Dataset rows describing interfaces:
○ ○ ○ ○ ○
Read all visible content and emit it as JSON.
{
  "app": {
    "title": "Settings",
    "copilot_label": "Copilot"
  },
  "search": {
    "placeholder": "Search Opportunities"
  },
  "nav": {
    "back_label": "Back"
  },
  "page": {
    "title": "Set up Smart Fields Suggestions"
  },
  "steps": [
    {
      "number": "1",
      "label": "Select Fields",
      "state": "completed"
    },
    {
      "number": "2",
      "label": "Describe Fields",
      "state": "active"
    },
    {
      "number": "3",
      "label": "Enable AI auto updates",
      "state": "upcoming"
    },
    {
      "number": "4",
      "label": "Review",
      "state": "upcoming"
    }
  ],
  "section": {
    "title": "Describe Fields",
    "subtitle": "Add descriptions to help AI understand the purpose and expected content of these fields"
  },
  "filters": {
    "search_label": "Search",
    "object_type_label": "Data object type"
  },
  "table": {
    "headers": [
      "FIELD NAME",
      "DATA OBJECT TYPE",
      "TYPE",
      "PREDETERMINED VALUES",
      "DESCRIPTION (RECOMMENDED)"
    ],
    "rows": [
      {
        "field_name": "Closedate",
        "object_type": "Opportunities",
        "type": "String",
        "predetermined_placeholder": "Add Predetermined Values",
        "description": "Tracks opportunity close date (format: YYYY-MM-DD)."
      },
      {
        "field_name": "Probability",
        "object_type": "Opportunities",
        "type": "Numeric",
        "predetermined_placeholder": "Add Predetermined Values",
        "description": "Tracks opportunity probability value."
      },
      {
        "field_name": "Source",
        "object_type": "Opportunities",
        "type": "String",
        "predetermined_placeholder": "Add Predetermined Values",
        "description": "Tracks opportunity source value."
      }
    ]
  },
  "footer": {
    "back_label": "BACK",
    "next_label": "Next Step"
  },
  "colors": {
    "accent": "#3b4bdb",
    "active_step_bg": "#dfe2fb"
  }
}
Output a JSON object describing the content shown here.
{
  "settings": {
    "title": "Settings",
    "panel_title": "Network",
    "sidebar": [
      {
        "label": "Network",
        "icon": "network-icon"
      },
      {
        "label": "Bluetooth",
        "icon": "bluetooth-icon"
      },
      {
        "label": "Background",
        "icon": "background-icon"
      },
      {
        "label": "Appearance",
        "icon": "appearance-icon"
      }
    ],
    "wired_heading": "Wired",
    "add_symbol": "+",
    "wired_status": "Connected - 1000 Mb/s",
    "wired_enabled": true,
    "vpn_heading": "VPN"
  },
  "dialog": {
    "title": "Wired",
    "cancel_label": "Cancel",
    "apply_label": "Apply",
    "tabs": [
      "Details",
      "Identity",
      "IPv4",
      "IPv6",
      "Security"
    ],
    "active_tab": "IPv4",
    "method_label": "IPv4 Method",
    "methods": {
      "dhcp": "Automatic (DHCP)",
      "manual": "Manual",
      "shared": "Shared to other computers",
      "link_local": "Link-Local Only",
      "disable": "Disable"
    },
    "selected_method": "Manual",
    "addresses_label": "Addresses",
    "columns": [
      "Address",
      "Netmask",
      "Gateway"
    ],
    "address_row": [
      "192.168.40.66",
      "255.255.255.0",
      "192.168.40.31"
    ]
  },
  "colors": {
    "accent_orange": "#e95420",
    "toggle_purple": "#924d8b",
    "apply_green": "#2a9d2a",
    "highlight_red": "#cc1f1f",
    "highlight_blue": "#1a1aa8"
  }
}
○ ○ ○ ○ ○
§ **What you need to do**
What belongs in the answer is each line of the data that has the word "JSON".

§ **Response to the task**
Read all visible content and emit it as JSON.
Output a JSON object describing the content shown here.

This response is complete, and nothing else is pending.